By 1963, the Chopard family no longer wished to run the business and it was sold to Karl Scheufele III. In 1976, the luxury watch brand introduced their first watches with moving diamonds behind sapphire glass. Inspired by sparkling raindrops in a woodland, the 1976 Happy Diamonds watch was designed for men and made from 18K white gold. It won the prestigious Golden Rose award and since then the moving diamond concept has become a signature style for the brand. Chopard introduced the Happy Sport watch for women in 1993, combining diamonds and steel for a fresh, confident look. For 2016, their variation was the Happy Diamonds Icons watch, which has a floating diamonds surrounding a mother of pearl dial, and prices varying from 12,970 - 34,584€ (15,000 – 40,000 US$).

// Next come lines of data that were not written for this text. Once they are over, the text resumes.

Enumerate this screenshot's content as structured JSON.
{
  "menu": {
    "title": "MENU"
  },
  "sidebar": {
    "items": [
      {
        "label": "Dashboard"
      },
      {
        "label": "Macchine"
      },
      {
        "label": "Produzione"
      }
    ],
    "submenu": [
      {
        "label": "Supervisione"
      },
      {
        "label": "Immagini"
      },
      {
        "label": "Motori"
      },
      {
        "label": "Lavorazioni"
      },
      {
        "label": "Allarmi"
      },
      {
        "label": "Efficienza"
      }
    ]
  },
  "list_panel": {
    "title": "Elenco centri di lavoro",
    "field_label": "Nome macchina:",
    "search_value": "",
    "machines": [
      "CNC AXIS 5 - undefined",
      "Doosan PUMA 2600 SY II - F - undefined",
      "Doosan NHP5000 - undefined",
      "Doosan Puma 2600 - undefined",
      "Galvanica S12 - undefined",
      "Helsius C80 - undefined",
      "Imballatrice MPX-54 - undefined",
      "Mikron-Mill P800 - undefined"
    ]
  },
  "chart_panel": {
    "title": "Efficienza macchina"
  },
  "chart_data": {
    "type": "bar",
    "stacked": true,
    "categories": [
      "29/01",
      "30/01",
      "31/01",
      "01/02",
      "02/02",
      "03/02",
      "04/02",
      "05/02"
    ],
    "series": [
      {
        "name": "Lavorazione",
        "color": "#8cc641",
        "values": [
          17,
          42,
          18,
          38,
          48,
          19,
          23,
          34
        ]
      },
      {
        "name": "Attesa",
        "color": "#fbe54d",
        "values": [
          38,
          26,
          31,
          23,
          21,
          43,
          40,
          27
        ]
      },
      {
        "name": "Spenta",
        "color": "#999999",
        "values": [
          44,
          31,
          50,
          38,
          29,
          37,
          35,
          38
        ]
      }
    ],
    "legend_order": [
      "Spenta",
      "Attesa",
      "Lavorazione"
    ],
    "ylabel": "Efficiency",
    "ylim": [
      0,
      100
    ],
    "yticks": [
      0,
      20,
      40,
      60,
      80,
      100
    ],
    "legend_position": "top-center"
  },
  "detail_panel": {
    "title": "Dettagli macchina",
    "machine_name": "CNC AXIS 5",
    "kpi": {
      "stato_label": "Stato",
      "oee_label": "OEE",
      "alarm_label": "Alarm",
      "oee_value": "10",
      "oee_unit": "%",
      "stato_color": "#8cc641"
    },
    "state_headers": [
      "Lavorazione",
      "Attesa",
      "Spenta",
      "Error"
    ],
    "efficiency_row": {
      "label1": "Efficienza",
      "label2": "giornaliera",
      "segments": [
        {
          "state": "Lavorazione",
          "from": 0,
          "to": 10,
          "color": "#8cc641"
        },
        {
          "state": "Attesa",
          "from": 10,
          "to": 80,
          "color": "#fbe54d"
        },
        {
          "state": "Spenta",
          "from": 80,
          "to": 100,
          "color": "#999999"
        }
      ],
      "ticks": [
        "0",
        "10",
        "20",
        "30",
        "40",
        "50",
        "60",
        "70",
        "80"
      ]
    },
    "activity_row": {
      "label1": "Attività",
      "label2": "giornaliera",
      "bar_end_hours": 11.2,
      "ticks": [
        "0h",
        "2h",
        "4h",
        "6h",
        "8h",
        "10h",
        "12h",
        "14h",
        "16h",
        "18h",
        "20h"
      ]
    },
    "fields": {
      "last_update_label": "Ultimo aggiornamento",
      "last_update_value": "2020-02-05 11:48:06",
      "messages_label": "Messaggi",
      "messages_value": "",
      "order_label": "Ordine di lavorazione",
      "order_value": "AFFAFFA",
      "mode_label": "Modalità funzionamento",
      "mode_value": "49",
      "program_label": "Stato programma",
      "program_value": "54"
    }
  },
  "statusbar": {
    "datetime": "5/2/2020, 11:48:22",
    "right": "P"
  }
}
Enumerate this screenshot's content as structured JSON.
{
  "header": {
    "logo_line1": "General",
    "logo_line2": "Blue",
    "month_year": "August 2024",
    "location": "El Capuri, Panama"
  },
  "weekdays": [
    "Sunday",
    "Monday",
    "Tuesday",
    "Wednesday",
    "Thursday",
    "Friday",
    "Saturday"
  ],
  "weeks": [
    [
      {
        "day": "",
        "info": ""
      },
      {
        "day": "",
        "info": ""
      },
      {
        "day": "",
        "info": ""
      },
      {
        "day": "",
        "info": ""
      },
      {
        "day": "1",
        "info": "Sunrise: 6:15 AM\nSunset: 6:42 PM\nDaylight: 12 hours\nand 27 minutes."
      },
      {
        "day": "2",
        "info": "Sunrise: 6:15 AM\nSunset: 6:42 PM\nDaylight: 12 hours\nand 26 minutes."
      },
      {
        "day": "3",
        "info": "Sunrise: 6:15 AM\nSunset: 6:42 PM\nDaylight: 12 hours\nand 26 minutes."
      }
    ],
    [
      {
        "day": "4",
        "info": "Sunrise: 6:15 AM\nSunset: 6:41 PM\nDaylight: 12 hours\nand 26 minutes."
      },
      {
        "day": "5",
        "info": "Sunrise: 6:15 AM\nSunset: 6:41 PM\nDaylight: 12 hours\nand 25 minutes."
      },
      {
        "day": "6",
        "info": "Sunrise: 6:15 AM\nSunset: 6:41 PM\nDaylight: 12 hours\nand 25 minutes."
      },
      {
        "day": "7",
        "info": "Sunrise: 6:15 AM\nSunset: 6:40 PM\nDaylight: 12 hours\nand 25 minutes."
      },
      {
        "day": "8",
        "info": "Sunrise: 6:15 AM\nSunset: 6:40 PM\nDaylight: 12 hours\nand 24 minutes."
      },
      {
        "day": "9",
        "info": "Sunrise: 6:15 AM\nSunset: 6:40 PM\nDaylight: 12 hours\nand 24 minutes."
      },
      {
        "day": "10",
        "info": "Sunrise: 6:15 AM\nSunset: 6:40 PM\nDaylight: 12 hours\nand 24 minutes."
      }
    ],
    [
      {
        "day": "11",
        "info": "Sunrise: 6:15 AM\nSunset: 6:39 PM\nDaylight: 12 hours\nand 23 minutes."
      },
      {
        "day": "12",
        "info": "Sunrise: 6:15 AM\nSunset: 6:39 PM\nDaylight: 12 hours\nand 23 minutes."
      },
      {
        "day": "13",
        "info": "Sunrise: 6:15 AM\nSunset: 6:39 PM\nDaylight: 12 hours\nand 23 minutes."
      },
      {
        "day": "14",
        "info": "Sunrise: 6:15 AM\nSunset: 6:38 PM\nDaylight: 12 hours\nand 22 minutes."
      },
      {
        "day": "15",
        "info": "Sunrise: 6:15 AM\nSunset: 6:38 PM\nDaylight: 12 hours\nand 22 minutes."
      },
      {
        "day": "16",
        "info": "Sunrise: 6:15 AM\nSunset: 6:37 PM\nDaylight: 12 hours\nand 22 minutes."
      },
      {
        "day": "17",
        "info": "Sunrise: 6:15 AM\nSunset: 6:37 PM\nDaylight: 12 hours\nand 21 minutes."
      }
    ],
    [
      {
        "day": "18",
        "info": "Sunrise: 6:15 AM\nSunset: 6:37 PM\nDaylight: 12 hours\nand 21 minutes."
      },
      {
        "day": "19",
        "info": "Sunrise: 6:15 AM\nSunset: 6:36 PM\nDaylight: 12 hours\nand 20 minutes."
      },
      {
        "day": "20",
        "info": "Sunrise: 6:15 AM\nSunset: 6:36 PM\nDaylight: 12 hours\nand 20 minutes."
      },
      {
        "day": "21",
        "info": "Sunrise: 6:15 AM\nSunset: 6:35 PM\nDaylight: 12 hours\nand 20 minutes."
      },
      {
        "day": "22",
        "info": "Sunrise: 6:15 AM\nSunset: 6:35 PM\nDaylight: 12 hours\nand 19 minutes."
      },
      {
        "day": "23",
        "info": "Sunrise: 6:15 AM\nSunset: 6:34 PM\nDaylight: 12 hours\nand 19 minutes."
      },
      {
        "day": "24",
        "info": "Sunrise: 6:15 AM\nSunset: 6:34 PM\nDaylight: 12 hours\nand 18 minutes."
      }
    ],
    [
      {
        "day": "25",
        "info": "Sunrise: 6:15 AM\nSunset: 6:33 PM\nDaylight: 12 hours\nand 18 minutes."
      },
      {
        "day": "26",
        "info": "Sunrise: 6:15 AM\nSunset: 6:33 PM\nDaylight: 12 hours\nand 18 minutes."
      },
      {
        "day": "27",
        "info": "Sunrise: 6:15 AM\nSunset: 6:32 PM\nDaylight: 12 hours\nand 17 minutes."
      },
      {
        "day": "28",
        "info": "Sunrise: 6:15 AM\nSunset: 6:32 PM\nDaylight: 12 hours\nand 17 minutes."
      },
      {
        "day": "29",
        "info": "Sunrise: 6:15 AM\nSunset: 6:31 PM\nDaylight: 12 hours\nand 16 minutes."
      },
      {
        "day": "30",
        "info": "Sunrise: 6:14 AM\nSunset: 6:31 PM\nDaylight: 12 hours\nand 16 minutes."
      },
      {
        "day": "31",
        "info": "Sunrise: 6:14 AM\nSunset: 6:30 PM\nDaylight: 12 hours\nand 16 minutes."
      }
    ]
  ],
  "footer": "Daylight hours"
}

Omega watches were first produced under the La Generale Watch Co. Founded in 1848 by Louis Brandt in La Chaux-de-Fonds, Switzerland, La Generale Watch Co. produced pocket watches for men. In 1894, Brandt's sons set up in-house manufacturing processes and started selling Omega brand watches. Their designs were popular, especially with British military officers during the Boer War, and by 1903, the brand was strong enough to stand alone as the Omega Watch Co. During the 1930s, Omega began a long-running sponsorship of the Olympic Games. This period was also significant as the Calibre 47.7 beat records for precision in trials at Kew Observatory.
Some of Omega's most important designs began to emerge in the late 1950s. The Omega Speedmaster was launched as part of the Professional collection in 1957, along with the Seamaster and Railmaster. In 1965, NASA selected the Speedmaster as the only watch suitable for the challenges of space travel and it became the one and only Moon-watch. The De Ville model was added in 1967, offering a more streamlined and elegant take on the Seamaster sports watch.
The combined new and pre-owned luxury watch market is enormous with ample opportunities to invest in the finest contemporary and vintage timepieces. While some look to luxury watches as an asset that will grow in monetary value in the future, others consider watches an investment in style and a wise addition to their wardrobe. Then there are the collectors who are passionate about watches as objects of art or historical significance, who are not necessarily concerned with owning the most expensive timepieces, but those that tell a story. Whatever reason that buying luxury watches appeals to you, there are tens of thousands of options available from renown brands including Rolex, Hublot, Omega, Chopard and Patek Philippe.